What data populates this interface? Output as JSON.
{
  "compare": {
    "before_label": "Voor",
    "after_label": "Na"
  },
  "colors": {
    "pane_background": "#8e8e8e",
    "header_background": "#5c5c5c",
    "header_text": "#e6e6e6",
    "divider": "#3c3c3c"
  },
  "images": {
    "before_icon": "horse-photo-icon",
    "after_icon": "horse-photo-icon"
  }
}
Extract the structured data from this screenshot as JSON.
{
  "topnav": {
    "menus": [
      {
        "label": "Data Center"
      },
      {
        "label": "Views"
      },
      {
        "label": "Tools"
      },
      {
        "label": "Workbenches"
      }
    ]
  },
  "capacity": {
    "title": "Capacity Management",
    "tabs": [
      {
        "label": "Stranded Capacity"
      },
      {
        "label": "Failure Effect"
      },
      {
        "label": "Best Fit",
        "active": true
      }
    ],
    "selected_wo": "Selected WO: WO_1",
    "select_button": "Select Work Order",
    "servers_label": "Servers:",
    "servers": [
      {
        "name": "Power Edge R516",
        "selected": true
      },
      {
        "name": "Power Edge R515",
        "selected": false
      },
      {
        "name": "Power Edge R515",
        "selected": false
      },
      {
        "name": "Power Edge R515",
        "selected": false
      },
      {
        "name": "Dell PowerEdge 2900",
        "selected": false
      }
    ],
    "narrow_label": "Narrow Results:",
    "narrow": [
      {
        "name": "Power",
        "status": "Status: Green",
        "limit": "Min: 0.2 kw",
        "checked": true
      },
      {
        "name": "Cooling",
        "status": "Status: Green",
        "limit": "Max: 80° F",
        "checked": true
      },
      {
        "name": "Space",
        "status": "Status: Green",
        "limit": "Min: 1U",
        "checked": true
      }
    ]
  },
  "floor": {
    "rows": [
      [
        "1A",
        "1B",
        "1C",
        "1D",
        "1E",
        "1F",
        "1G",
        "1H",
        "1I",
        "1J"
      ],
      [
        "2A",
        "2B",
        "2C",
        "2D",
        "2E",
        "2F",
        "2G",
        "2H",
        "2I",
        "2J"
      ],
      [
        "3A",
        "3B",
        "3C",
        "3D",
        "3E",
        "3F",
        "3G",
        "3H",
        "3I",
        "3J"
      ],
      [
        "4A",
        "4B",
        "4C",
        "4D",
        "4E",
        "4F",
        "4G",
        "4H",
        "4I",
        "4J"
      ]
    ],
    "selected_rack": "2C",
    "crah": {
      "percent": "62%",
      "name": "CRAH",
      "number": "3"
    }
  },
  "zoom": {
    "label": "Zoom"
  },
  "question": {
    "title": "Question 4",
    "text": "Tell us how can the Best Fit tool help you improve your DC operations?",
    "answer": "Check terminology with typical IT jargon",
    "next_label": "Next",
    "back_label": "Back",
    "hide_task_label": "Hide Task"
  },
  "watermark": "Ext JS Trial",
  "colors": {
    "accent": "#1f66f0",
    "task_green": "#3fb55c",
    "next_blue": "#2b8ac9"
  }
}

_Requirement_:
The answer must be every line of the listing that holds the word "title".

_Task result_:
    "title": "Capacity Management",
    "title": "Question 4",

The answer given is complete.